**Exercise material:**
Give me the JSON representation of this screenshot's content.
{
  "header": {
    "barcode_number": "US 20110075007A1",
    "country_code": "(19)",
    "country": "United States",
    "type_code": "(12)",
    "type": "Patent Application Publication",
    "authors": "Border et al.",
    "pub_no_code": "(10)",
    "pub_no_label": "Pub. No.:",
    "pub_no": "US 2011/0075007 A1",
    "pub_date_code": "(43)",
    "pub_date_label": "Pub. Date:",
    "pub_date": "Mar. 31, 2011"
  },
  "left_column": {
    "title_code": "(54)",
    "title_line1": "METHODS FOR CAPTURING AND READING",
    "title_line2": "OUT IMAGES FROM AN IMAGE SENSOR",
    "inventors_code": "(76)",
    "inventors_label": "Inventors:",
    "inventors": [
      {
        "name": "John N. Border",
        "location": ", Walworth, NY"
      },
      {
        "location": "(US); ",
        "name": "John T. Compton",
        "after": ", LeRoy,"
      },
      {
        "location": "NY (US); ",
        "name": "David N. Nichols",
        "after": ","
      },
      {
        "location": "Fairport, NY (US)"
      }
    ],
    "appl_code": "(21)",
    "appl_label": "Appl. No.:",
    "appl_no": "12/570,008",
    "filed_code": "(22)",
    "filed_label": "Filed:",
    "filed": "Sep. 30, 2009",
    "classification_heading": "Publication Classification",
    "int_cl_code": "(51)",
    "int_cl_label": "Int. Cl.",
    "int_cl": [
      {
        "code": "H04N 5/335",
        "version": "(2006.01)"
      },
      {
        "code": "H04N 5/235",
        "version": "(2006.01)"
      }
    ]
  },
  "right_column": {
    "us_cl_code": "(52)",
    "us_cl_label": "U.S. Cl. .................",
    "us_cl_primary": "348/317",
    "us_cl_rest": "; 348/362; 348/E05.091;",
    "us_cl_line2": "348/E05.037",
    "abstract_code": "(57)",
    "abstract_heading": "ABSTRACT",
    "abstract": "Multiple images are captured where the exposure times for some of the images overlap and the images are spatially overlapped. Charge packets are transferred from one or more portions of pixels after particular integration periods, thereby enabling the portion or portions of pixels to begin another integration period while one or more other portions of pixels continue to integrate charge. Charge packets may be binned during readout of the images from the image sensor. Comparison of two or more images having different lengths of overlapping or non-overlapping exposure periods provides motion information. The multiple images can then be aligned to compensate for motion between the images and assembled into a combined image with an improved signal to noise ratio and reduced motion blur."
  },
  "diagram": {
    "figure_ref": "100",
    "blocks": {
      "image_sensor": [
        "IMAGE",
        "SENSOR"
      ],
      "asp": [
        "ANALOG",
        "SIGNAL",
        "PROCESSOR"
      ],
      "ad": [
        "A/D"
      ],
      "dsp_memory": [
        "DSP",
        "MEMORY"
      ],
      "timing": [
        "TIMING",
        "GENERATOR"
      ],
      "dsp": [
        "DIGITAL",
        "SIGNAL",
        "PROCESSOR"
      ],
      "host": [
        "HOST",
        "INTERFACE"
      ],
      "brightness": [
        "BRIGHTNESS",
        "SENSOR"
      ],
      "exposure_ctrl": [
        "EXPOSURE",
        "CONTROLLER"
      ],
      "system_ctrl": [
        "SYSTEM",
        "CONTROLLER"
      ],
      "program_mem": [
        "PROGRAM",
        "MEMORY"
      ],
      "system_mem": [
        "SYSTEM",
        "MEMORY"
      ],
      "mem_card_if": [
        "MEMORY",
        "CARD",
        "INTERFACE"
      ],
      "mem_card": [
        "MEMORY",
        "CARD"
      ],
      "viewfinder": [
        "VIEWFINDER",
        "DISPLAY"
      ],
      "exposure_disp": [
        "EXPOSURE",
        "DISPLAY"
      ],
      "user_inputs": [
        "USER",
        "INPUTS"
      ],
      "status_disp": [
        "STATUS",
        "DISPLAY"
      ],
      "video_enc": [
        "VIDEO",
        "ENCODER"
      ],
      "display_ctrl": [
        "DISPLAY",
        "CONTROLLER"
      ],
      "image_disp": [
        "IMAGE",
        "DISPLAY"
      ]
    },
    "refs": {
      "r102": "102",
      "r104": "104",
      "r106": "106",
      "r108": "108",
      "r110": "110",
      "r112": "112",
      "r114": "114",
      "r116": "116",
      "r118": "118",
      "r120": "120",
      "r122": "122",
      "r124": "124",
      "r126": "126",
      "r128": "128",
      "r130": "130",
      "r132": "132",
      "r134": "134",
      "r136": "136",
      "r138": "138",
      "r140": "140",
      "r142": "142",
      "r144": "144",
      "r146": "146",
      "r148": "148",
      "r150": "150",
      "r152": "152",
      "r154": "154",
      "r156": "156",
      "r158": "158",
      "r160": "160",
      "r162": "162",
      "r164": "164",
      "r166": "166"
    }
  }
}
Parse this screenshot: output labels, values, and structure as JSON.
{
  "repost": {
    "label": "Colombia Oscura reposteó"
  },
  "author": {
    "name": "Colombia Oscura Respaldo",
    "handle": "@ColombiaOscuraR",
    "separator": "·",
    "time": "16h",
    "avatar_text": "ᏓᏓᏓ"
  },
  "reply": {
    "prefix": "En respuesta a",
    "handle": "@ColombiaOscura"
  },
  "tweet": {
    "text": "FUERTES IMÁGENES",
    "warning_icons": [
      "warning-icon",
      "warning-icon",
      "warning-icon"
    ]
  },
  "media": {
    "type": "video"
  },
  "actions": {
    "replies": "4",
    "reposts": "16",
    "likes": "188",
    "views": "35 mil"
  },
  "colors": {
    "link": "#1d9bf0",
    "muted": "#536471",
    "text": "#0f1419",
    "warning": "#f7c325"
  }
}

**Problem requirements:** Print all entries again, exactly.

**Result of the task:**
Give me the JSON representation of this screenshot's content.
{
  "header": {
    "barcode_number": "US 20110075007A1",
    "country_code": "(19)",
    "country": "United States",
    "type_code": "(12)",
    "type": "Patent Application Publication",
    "authors": "Border et al.",
    "pub_no_code": "(10)",
    "pub_no_label": "Pub. No.:",
    "pub_no": "US 2011/0075007 A1",
    "pub_date_code": "(43)",
    "pub_date_label": "Pub. Date:",
    "pub_date": "Mar. 31, 2011"
  },
  "left_column": {
    "title_code": "(54)",
    "title_line1": "METHODS FOR CAPTURING AND READING",
    "title_line2": "OUT IMAGES FROM AN IMAGE SENSOR",
    "inventors_code": "(76)",
    "inventors_label": "Inventors:",
    "inventors": [
      {
        "name": "John N. Border",
        "location": ", Walworth, NY"
      },
      {
        "location": "(US); ",
        "name": "John T. Compton",
        "after": ", LeRoy,"
      },
      {
        "location": "NY (US); ",
        "name": "David N. Nichols",
        "after": ","
      },
      {
        "location": "Fairport, NY (US)"
      }
    ],
    "appl_code": "(21)",
    "appl_label": "Appl. No.:",
    "appl_no": "12/570,008",
    "filed_code": "(22)",
    "filed_label": "Filed:",
    "filed": "Sep. 30, 2009",
    "classification_heading": "Publication Classification",
    "int_cl_code": "(51)",
    "int_cl_label": "Int. Cl.",
    "int_cl": [
      {
        "code": "H04N 5/335",
        "version": "(2006.01)"
      },
      {
        "code": "H04N 5/235",
        "version": "(2006.01)"
      }
    ]
  },
  "right_column": {
    "us_cl_code": "(52)",
    "us_cl_label": "U.S. Cl. .................",
    "us_cl_primary": "348/317",
    "us_cl_rest": "; 348/362; 348/E05.091;",
    "us_cl_line2": "348/E05.037",
    "abstract_code": "(57)",
    "abstract_heading": "ABSTRACT",
    "abstract": "Multiple images are captured where the exposure times for some of the images overlap and the images are spatially overlapped. Charge packets are transferred from one or more portions of pixels after particular integration periods, thereby enabling the portion or portions of pixels to begin another integration period while one or more other portions of pixels continue to integrate charge. Charge packets may be binned during readout of the images from the image sensor. Comparison of two or more images having different lengths of overlapping or non-overlapping exposure periods provides motion information. The multiple images can then be aligned to compensate for motion between the images and assembled into a combined image with an improved signal to noise ratio and reduced motion blur."
  },
  "diagram": {
    "figure_ref": "100",
    "blocks": {
      "image_sensor": [
        "IMAGE",
        "SENSOR"
      ],
      "asp": [
        "ANALOG",
        "SIGNAL",
        "PROCESSOR"
      ],
      "ad": [
        "A/D"
      ],
      "dsp_memory": [
        "DSP",
        "MEMORY"
      ],
      "timing": [
        "TIMING",
        "GENERATOR"
      ],
      "dsp": [
        "DIGITAL",
        "SIGNAL",
        "PROCESSOR"
      ],
      "host": [
        "HOST",
        "INTERFACE"
      ],
      "brightness": [
        "BRIGHTNESS",
        "SENSOR"
      ],
      "exposure_ctrl": [
        "EXPOSURE",
        "CONTROLLER"
      ],
      "system_ctrl": [
        "SYSTEM",
        "CONTROLLER"
      ],
      "program_mem": [
        "PROGRAM",
        "MEMORY"
      ],
      "system_mem": [
        "SYSTEM",
        "MEMORY"
      ],
      "mem_card_if": [
        "MEMORY",
        "CARD",
        "INTERFACE"
      ],
      "mem_card": [
        "MEMORY",
        "CARD"
      ],
      "viewfinder": [
        "VIEWFINDER",
        "DISPLAY"
      ],
      "exposure_disp": [
        "EXPOSURE",
        "DISPLAY"
      ],
      "user_inputs": [
        "USER",
        "INPUTS"
      ],
      "status_disp": [
        "STATUS",
        "DISPLAY"
      ],
      "video_enc": [
        "VIDEO",
        "ENCODER"
      ],
      "display_ctrl": [
        "DISPLAY",
        "CONTROLLER"
      ],
      "image_disp": [
        "IMAGE",
        "DISPLAY"
      ]
    },
    "refs": {
      "r102": "102",
      "r104": "104",
      "r106": "106",
      "r108": "108",
      "r110": "110",
      "r112": "112",
      "r114": "114",
      "r116": "116",
      "r118": "118",
      "r120": "120",
      "r122": "122",
      "r124": "124",
      "r126": "126",
      "r128": "128",
      "r130": "130",
      "r132": "132",
      "r134": "134",
      "r136": "136",
      "r138": "138",
      "r140": "140",
      "r142": "142",
      "r144": "144",
      "r146": "146",
      "r148": "148",
      "r150": "150",
      "r152": "152",
      "r154": "154",
      "r156": "156",
      "r158": "158",
      "r160": "160",
      "r162": "162",
      "r164": "164",
      "r166": "166"
    }
  }
}
Parse this screenshot: output labels, values, and structure as JSON.
{
  "repost": {
    "label": "Colombia Oscura reposteó"
  },
  "author": {
    "name": "Colombia Oscura Respaldo",
    "handle": "@ColombiaOscuraR",
    "separator": "·",
    "time": "16h",
    "avatar_text": "ᏓᏓᏓ"
  },
  "reply": {
    "prefix": "En respuesta a",
    "handle": "@ColombiaOscura"
  },
  "tweet": {
    "text": "FUERTES IMÁGENES",
    "warning_icons": [
      "warning-icon",
      "warning-icon",
      "warning-icon"
    ]
  },
  "media": {
    "type": "video"
  },
  "actions": {
    "replies": "4",
    "reposts": "16",
    "likes": "188",
    "views": "35 mil"
  },
  "colors": {
    "link": "#1d9bf0",
    "muted": "#536471",
    "text": "#0f1419",
    "warning": "#f7c325"
  }
}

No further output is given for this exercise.